Home Assistant Setup Part 2

Home Assistant Setup Part 2

2023, Mar 09    

In part 1, I covered how I installed Home Assistant in a VM on my Proxmox server. In this post we will update that installation to enable SSH access and add a custom SSL Certificate.

SSH Access

There is an “official” ssh add-on, but the community add-on has additional features and includes a web-based console to log in via the Home Assistant front end.

Under Settings > Add-ons, click the “ADD-ON STORE” Button. In the search box, type “ssh” and install the “SSH & Web Terminal” from the Community Add-ons.

SSH Add On

Under the Add-on settings, I added my public SSH key:

allow_agent_forwarding: false
allow_remote_port_forwarding: false
allow_tcp_forwarding: false
  - >-
compatibility_mode: false
password: ""
sftp: false
username: hassio

I also changed my port off the default 22

When selecting the add-on from the list, on the “Info” page there is a toggle switch to “Show in sidebar”. This will add it to your sidebar menu so you can jump into a shell easily. Alternatively, from that same page is a link to “OPEN WEB UI” that will do the same thing if you don’t want this in your menu all the time and don’t mind a few extra clicks to get to this page. With my SSH key added I typically just log in through PuTTY or another SSH client.

SSL Certificate

Manual certificate installation

SCP or SFTP your certificate chain and private key to the Home Assistant server/VM. Place these in /ssl (also accessable via the link at /root/ssl).

Update the configuration.yaml file with the following lines:

  ssl_certificate: /ssl/fullchain.pem
  ssl_key: /ssl/privkey.pem

Change the file names to whatever you named your certificates.

Restart Home Assistant.

Automating certificate updates

There is an add-on to create certificates via Let’s Encrypt. You will either need to expose port 80 to the internet or leverage one of the supported DNS providers.

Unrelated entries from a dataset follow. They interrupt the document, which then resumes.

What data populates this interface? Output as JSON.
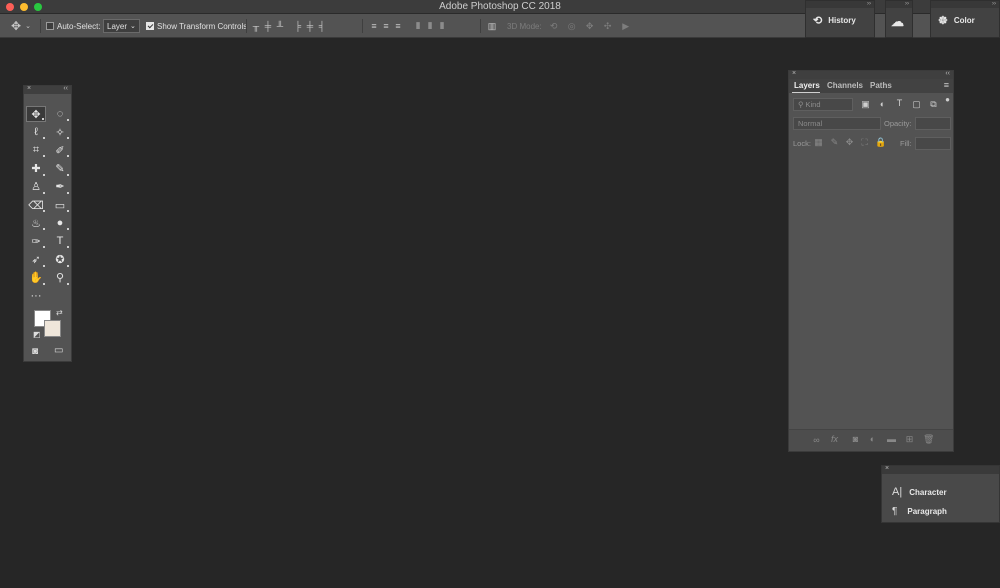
{
  "app": {
    "title": "Adobe Photoshop CC 2018"
  },
  "window": {
    "close_color": "#fd5f57",
    "minimize_color": "#febc2e",
    "zoom_color": "#29c840"
  },
  "options": {
    "move_icon": "move-tool-icon",
    "auto_select_label": "Auto-Select:",
    "auto_select_checked": false,
    "layer_select_value": "Layer",
    "show_transform_label": "Show Transform Controls",
    "show_transform_checked": true,
    "mode_3d_label": "3D Mode:"
  },
  "collapsed_panels": {
    "history": {
      "label": "History",
      "icon": "history-icon"
    },
    "libraries": {
      "icon": "creative-cloud-libraries-icon"
    },
    "color": {
      "label": "Color",
      "icon": "color-palette-icon"
    }
  },
  "tools": [
    {
      "name": "move-tool",
      "glyph": "✥",
      "active": true
    },
    {
      "name": "marquee-tool",
      "glyph": "◌"
    },
    {
      "name": "lasso-tool",
      "glyph": "ℓ"
    },
    {
      "name": "magic-wand-tool",
      "glyph": "✧"
    },
    {
      "name": "crop-tool",
      "glyph": "⌗"
    },
    {
      "name": "eyedropper-tool",
      "glyph": "✐"
    },
    {
      "name": "healing-brush-tool",
      "glyph": "✚"
    },
    {
      "name": "brush-tool",
      "glyph": "✎"
    },
    {
      "name": "clone-stamp-tool",
      "glyph": "♙"
    },
    {
      "name": "history-brush-tool",
      "glyph": "✒"
    },
    {
      "name": "eraser-tool",
      "glyph": "⌫"
    },
    {
      "name": "gradient-tool",
      "glyph": "▭"
    },
    {
      "name": "blur-tool",
      "glyph": "♨"
    },
    {
      "name": "dodge-tool",
      "glyph": "●"
    },
    {
      "name": "pen-tool",
      "glyph": "✑"
    },
    {
      "name": "type-tool",
      "glyph": "T"
    },
    {
      "name": "path-selection-tool",
      "glyph": "➶"
    },
    {
      "name": "custom-shape-tool",
      "glyph": "✪"
    },
    {
      "name": "hand-tool",
      "glyph": "✋"
    },
    {
      "name": "zoom-tool",
      "glyph": "⚲"
    },
    {
      "name": "edit-toolbar",
      "glyph": "···"
    }
  ],
  "colors": {
    "foreground": "#ffffff",
    "background": "#efe6da"
  },
  "layers_panel": {
    "tabs": [
      "Layers",
      "Channels",
      "Paths"
    ],
    "active_tab": "Layers",
    "kind_placeholder": "Kind",
    "blend_mode": "Normal",
    "opacity_label": "Opacity:",
    "lock_label": "Lock:",
    "fill_label": "Fill:",
    "footer_icons": [
      "link-layers-icon",
      "layer-style-icon",
      "layer-mask-icon",
      "adjustment-layer-icon",
      "new-group-icon",
      "new-layer-icon",
      "delete-layer-icon"
    ],
    "fx_label": "fx"
  },
  "type_panels": {
    "character": {
      "label": "Character",
      "icon": "character-icon"
    },
    "paragraph": {
      "label": "Paragraph",
      "icon": "paragraph-icon"
    }
  }
}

Neither of those may be an option or appealing to you. Option B would be to install Certbot, acme.sh, or any ACME client on the Home Assistant server and follow the client directions to create a certificate and ensure it is placed in the location specified in your configuration.yaml as noted above. You also need to ensure Home Assistant is restarted after certifcate updates.

Option C: I already have an automated way to generate a wildcard certificate for my domain using acme.sh in a container on my Proxmox host. (see this post for details). I added deployment of the certificate via that installation as follows.

First you’ll need an API key for Home Assistant to be able to restart after pushing updated certificates. Log in to Home Assistant’s web console and select your profile. At the bottom is “Long-Lived Access Tokens”. Create one and save it someplace safe. API Token

Log in to the container that runs acme.sh. If you followed my guide, my container runs acme.sh 5 minutes after starting and shuts downs 10 minutes after that. To make updates like this to the container, I start the container then immediately kill the acme script that is sleeping in the background.

Execute the following command, updating it with your Home Assistant IP address, API Token, and domain/certificate name:

export DEPLOY_SSH_USER="hassio"
export DEPLOY_SSH_KEYFILE="/ssl/privkey.pem"
export DEPLOY_SSH_CERTFILE="/ssl/cert.pem"
export DEPLOY_SSH_CAFILE="/ssl/chain.pem"
export DEPLOY_SSH_FULLCHAIN="/ssl/fullchain.pem"

export DEPLOY_SSH_REMOTE_CMD='curl -X POST -H "Authorization:Bearer {InsertAPIToken}" https://localhost:8123/api/services/homeassistant/restart'

acme.sh --deploy -d *.theharps.cloud --deploy-hook ssh

Now every time acme.sh requests a new certificate it updates Home Assistant and calls the API to restart it.